▼▼▼

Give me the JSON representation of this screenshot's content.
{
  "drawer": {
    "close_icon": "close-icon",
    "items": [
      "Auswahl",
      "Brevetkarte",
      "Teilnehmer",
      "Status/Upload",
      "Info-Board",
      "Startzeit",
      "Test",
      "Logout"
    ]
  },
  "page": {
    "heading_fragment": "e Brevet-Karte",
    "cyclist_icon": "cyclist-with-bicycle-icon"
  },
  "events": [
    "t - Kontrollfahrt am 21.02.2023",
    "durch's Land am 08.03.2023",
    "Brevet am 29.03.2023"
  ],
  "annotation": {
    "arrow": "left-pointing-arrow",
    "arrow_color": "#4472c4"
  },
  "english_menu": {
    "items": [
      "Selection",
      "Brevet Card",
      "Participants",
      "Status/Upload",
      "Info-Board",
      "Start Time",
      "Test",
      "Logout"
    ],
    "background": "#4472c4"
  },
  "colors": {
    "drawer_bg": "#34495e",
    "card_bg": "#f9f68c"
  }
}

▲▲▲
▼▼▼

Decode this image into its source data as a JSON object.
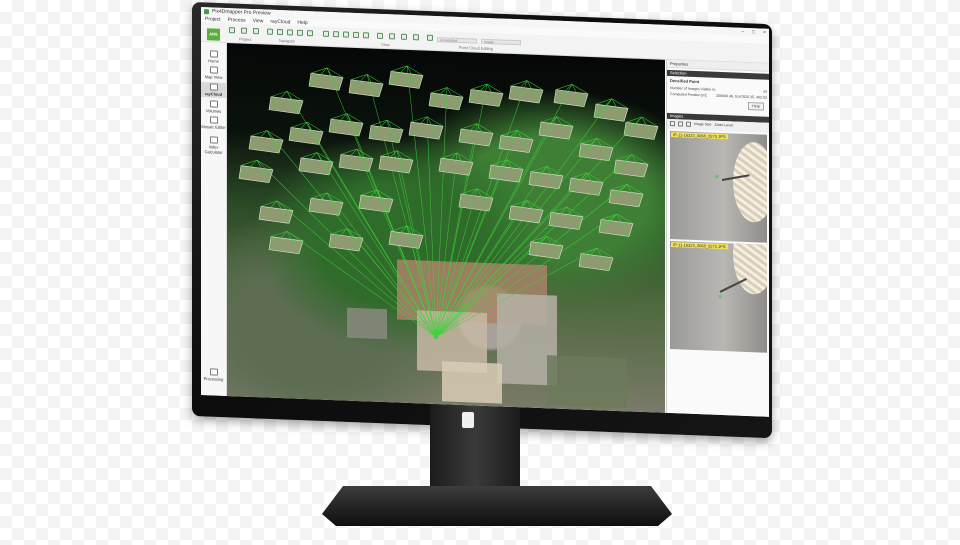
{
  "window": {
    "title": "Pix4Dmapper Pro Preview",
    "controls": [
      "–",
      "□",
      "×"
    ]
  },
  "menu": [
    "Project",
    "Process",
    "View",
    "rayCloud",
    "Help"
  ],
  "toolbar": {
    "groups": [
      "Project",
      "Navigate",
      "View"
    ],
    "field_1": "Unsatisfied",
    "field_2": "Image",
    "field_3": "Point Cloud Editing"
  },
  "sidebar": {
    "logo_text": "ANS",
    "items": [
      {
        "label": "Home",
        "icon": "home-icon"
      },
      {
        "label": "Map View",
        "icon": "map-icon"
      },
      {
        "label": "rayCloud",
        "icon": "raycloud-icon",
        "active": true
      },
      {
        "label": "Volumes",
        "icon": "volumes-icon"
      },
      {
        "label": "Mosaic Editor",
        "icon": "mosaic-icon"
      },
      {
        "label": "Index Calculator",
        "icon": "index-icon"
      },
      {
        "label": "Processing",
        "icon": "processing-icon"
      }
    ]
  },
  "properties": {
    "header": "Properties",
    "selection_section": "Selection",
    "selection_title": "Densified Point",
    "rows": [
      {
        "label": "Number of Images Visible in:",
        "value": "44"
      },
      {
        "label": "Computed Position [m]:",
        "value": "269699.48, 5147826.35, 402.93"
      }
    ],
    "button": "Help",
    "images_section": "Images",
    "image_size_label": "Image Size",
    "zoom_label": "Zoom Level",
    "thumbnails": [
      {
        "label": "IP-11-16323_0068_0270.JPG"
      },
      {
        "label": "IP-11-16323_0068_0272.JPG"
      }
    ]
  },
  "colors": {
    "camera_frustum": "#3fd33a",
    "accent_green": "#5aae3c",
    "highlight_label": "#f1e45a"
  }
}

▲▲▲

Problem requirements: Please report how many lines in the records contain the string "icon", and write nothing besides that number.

Output of the task: 9